PROBLEM REQUIREMENTS: Report every line of the records that includes the word "JSON".

── MATERIAL PROVIDED ──

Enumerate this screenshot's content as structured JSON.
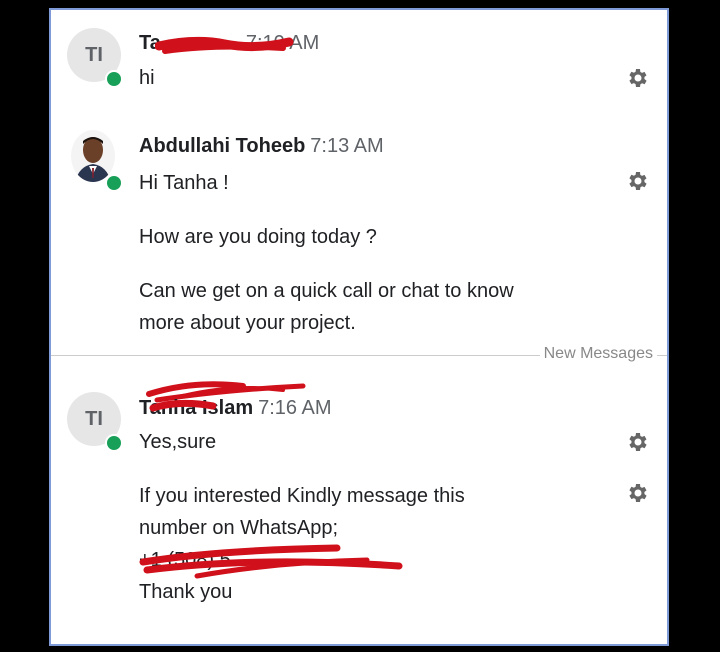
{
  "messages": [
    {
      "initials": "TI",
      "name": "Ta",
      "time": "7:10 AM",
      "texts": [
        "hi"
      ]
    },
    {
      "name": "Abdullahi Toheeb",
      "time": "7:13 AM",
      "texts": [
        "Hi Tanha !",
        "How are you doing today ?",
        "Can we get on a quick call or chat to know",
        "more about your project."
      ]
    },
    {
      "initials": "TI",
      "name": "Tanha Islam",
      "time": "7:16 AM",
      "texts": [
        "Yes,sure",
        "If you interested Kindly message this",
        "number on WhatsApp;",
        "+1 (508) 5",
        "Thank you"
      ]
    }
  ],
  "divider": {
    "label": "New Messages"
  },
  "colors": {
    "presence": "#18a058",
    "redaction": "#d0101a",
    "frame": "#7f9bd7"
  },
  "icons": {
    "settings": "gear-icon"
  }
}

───
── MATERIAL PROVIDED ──

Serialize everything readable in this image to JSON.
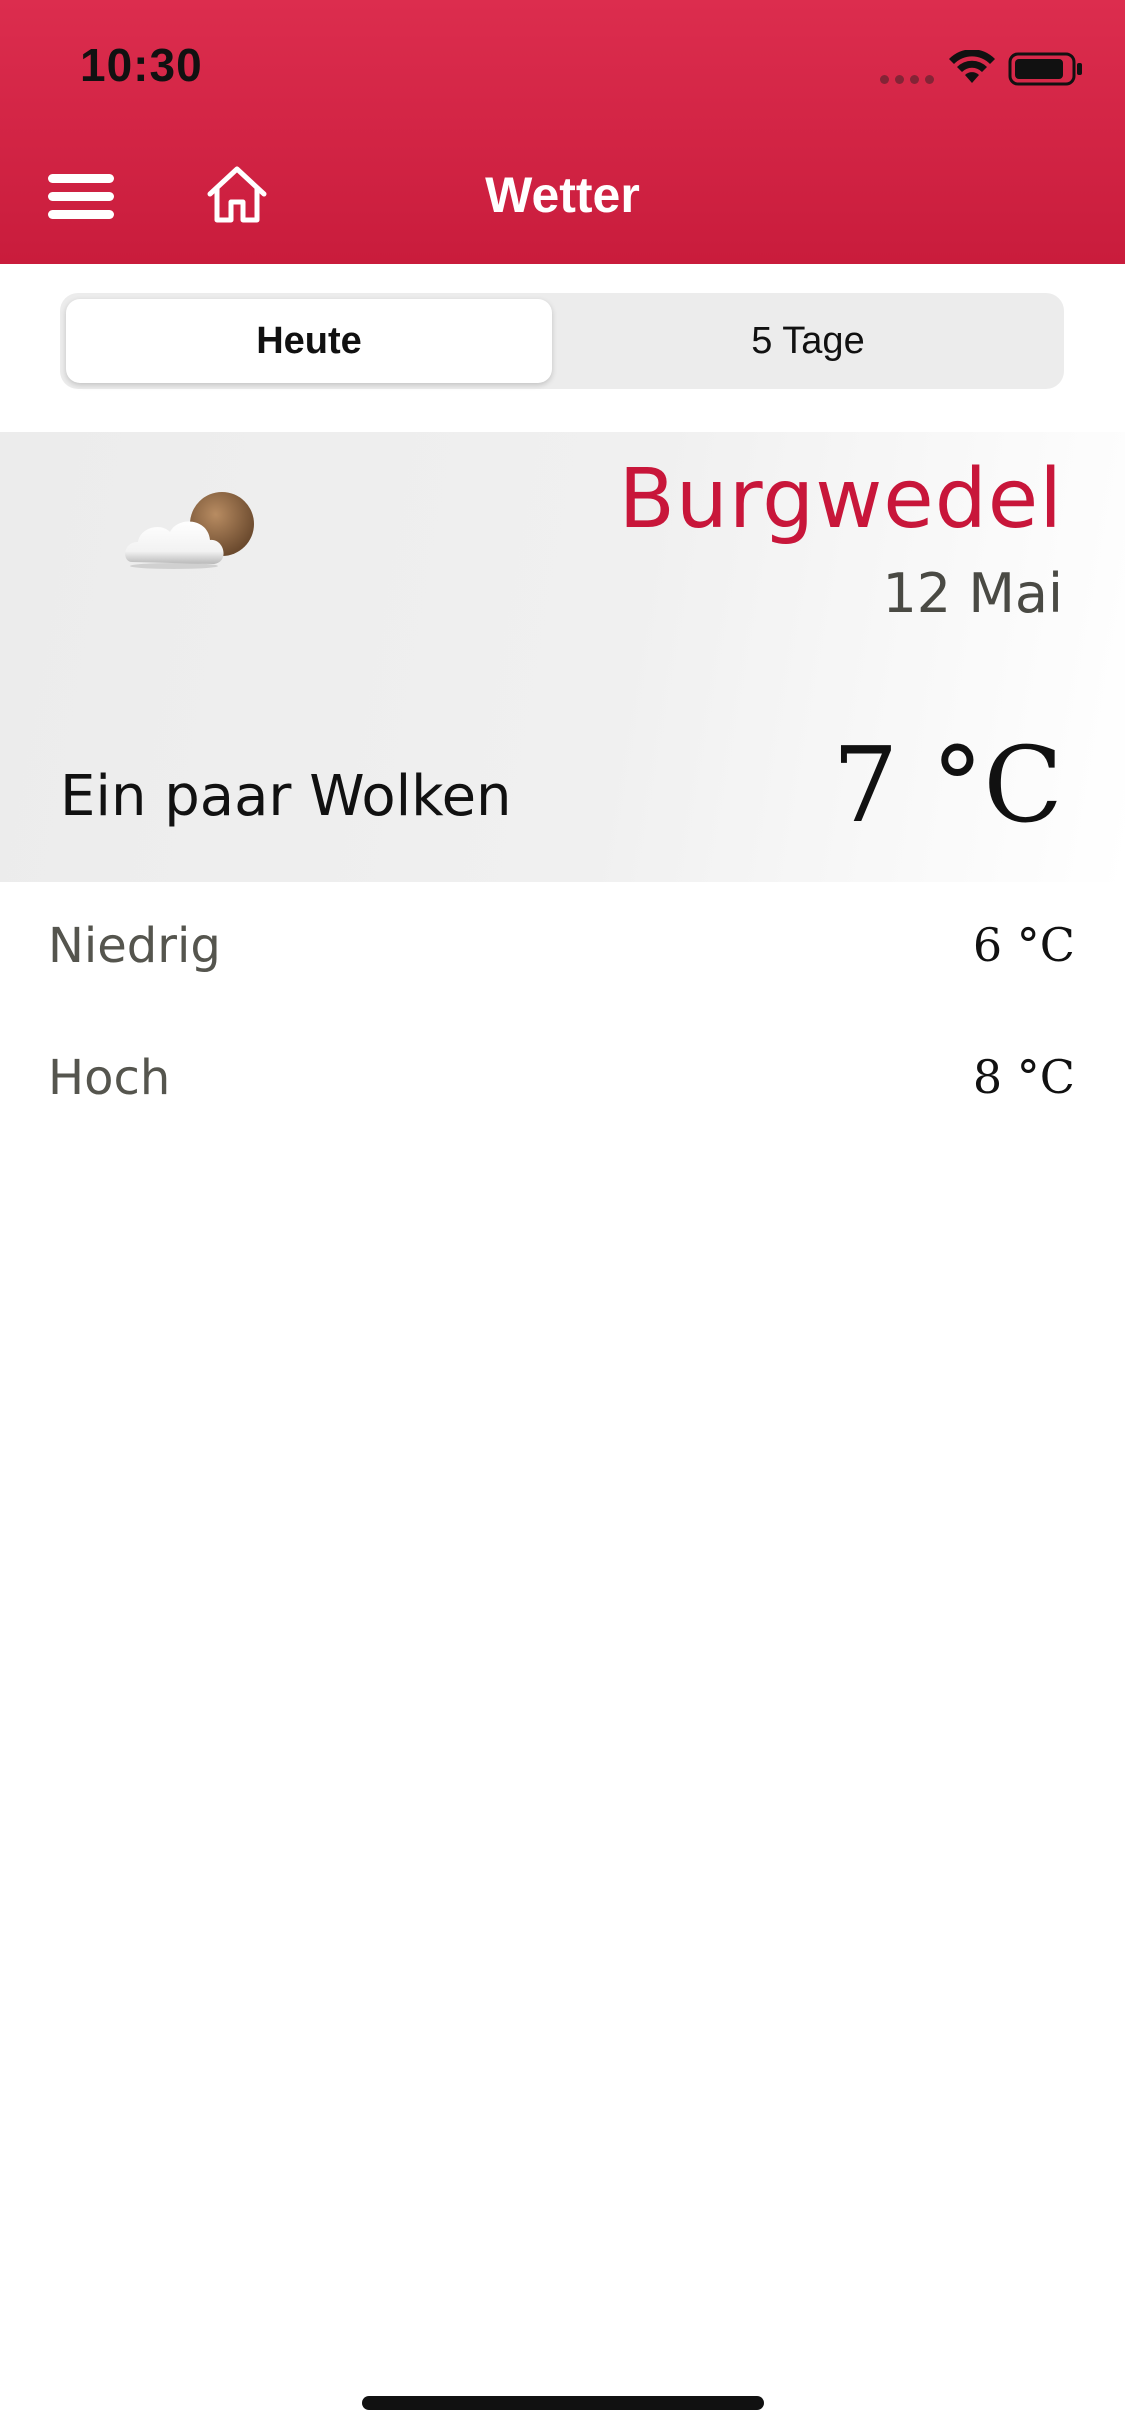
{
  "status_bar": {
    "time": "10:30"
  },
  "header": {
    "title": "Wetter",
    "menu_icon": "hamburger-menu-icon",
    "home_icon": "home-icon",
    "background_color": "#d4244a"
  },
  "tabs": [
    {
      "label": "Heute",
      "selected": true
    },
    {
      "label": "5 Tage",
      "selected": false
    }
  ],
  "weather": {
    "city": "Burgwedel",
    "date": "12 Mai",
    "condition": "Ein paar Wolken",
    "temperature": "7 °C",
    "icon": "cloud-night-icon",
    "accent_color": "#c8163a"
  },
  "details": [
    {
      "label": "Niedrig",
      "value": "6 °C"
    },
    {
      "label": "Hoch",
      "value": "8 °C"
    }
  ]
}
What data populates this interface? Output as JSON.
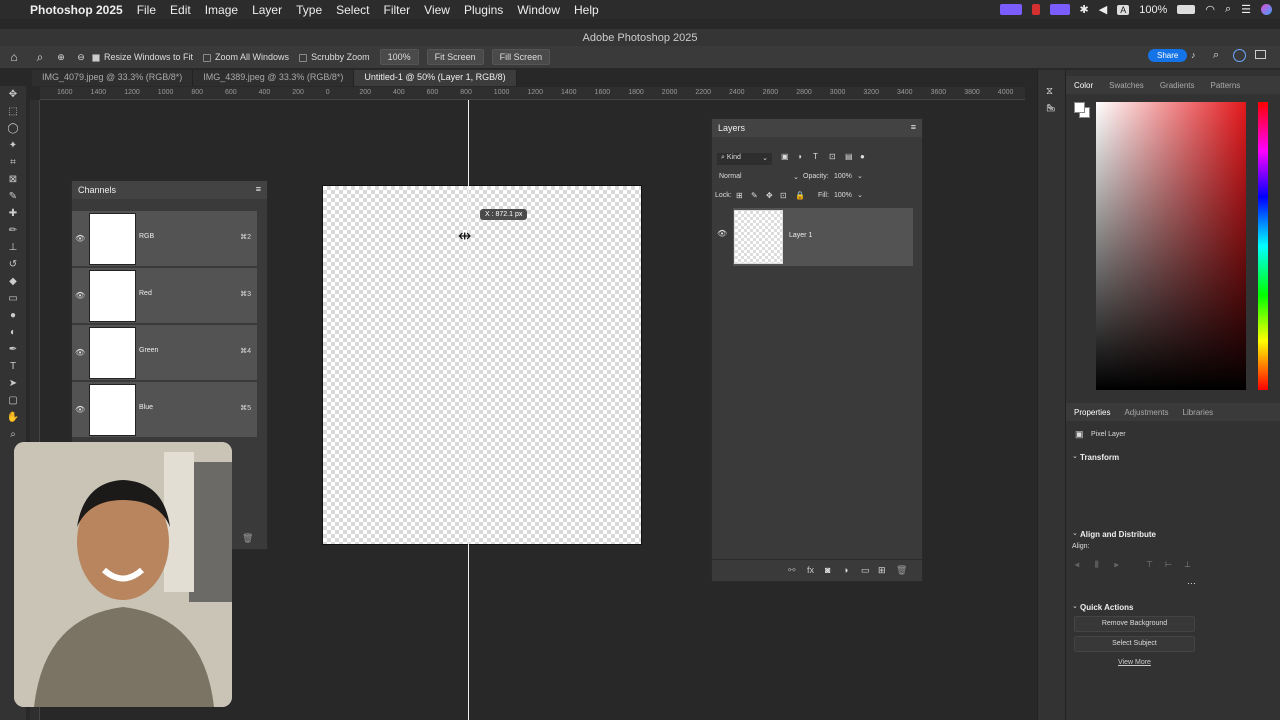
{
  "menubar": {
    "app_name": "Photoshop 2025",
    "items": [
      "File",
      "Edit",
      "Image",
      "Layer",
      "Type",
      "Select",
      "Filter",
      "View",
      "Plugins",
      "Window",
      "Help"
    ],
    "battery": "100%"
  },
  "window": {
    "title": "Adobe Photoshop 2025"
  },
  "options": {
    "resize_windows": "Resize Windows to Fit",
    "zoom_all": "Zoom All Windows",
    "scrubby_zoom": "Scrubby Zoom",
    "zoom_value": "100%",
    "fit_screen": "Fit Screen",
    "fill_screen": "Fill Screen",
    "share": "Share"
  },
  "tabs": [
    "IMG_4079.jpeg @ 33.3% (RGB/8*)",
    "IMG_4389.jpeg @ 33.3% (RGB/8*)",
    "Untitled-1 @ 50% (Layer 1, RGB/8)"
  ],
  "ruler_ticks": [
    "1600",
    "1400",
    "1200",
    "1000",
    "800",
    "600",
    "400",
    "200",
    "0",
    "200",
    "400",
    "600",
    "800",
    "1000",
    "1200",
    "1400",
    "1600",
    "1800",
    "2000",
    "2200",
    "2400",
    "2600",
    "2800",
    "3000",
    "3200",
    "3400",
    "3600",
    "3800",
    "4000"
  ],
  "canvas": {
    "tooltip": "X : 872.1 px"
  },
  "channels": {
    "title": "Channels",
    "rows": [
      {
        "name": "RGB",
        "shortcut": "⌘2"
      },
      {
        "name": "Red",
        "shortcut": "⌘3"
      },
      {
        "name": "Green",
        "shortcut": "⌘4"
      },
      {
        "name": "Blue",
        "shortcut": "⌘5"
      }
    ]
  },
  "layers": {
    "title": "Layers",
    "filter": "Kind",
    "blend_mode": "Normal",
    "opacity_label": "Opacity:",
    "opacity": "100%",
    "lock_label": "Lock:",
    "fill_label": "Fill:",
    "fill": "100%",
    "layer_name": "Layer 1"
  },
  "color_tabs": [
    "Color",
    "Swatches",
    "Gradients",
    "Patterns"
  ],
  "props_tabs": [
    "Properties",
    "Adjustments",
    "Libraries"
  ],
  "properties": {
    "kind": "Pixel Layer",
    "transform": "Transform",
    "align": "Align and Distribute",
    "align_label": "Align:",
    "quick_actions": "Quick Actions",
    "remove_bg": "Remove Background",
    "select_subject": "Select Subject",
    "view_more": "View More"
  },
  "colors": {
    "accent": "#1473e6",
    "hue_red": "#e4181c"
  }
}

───

OUTPUT:
Enumerate this screenshot's content as structured JSON.
Serialize everything readable in this image to JSON.
What data populates this interface? Output as JSON.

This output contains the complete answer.